African researchers demonstrate a 100x increase in the amount of information that can be ‘packed into light’.
The rise of big data and advances in information technology has serious implications for our ability to deliver sufficient bandwidth to meet the growing demand.
Researchers at the University of the Witwatersrand in Johannesburg, South Africa, and the Council for Scientific and Industrial Research (CSIR) are looking at alternative sources that will be able to take over where traditional optical communications systems are likely to fail in future.
In their latest research, published online today (10 June 2016) in the scientific journal,Nature, the team from South Africa and Tunisia demonstrate over 100 patterns of light used in an optical communication link, potentially increasing the bandwidth of communication systems by 100 times.

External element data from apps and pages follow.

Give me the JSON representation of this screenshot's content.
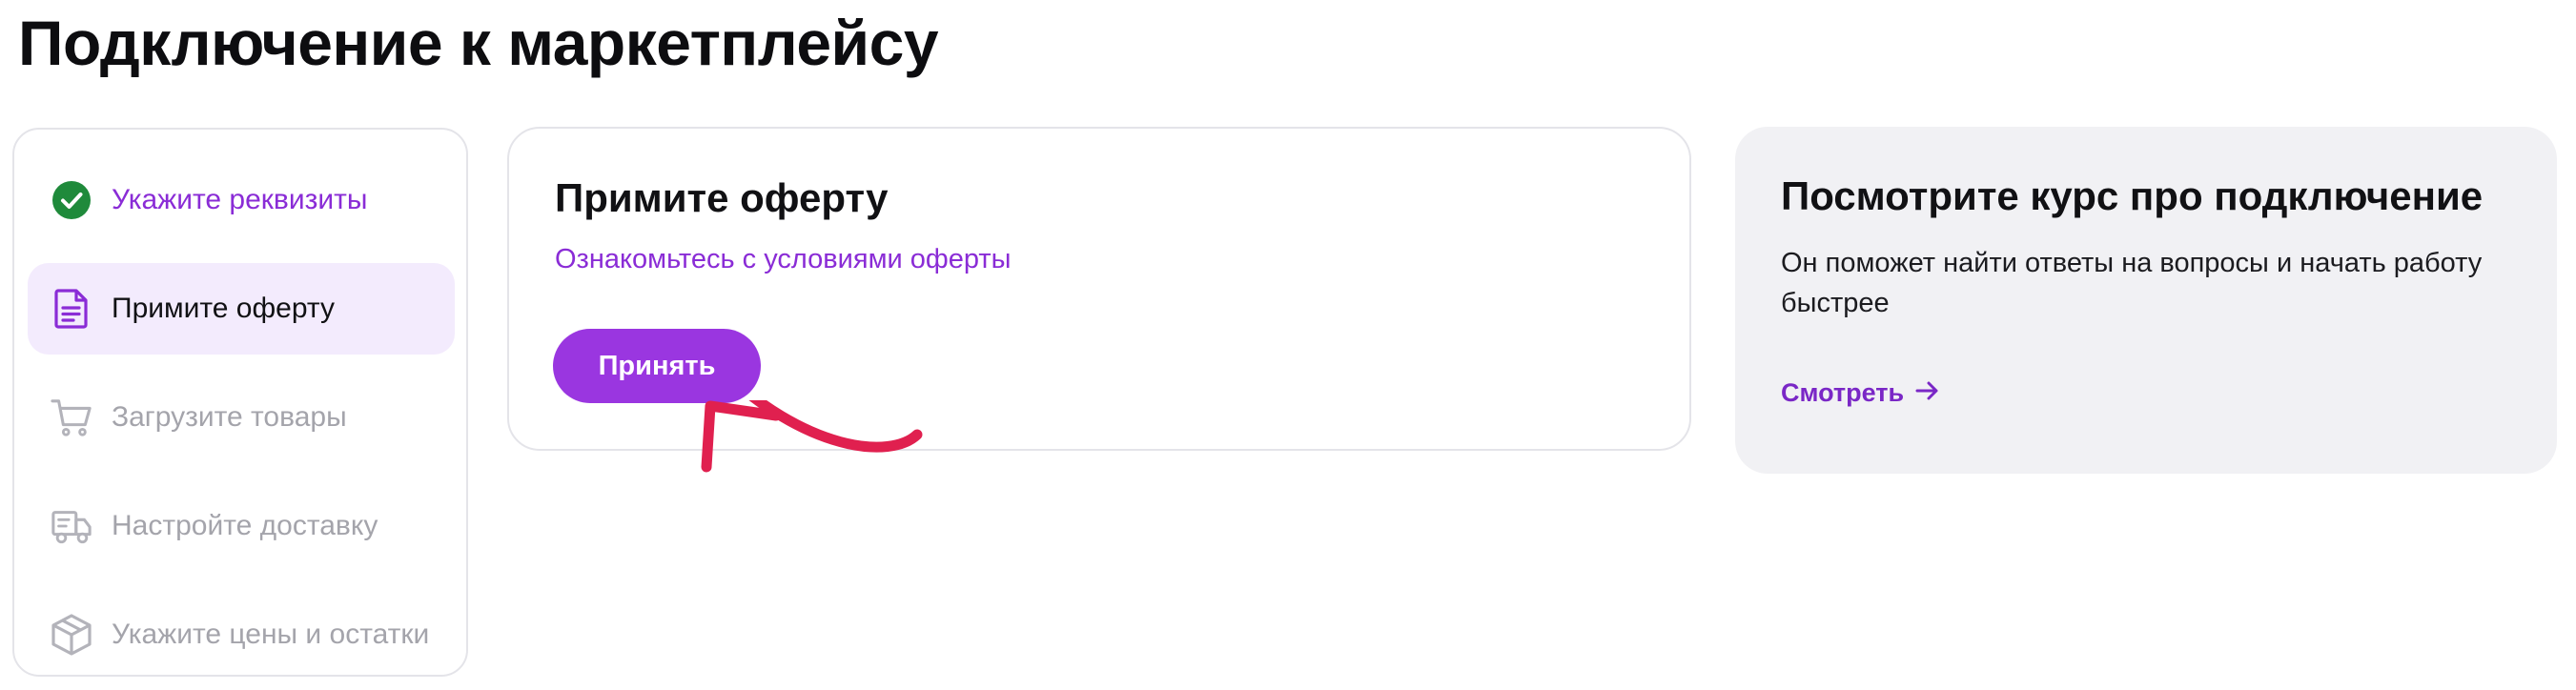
{
  "page": {
    "title": "Подключение к маркетплейсу"
  },
  "steps": [
    {
      "label": "Укажите реквизиты",
      "status": "done",
      "icon": "check-circle-icon"
    },
    {
      "label": "Примите оферту",
      "status": "active",
      "icon": "document-icon"
    },
    {
      "label": "Загрузите товары",
      "status": "disabled",
      "icon": "cart-icon"
    },
    {
      "label": "Настройте доставку",
      "status": "disabled",
      "icon": "truck-icon"
    },
    {
      "label": "Укажите цены и остатки",
      "status": "disabled",
      "icon": "box-icon"
    }
  ],
  "offer": {
    "title": "Примите оферту",
    "link_label": "Ознакомьтесь с условиями оферты",
    "accept_label": "Принять"
  },
  "course": {
    "title": "Посмотрите курс про подключение",
    "description": "Он поможет найти ответы на вопросы и начать работу быстрее",
    "link_label": "Смотреть"
  },
  "colors": {
    "accent": "#9a36e0",
    "link": "#8a2cd6",
    "success": "#1f8a3b",
    "active_step_bg": "#f3ebfd",
    "hint_arrow": "#e0204f"
  }
}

The idea was conceived by Professor Andrew Forbes from Wits University, who led the collaboration. The key experiment was performed by Dr Carmelo Rosales-Guzman, a Research Fellow in the Structured Light group in the Wits School of Physics, and Dr Angela Dudley of the CSIR, an honorary academic at Wits.
It is more commonly known as Wits University. The university has its roots in the mining industry, as do Johannesburg and the Witwatersrand in general. Founded in 1896 as the South African School of Mines in Kimberley, it is the third oldest South African university in continuous operation, after the University of Cape Town (founded in 1829), and Stellenbosch University (founded in 1866).
In 1959, the Extension of University Education Act forced restricted registrations of black students for most of the apartheid era; despite this, several notable black leaders graduated from the university. It was desegregated once again prior to the abolition of apartheid in 1990. Several of apartheid’s most provocative critics, of either European or African descent, were one-time students and graduates of the university.
The university has an enrolment of 30,833 students as of 2013, of which approximately 18 percent live on campus in the university’s 22 residences. As of 2013, 67.14 percent of the university’s total enrolment is for undergraduate study, with the remaining 30.86 percent being postgraduate.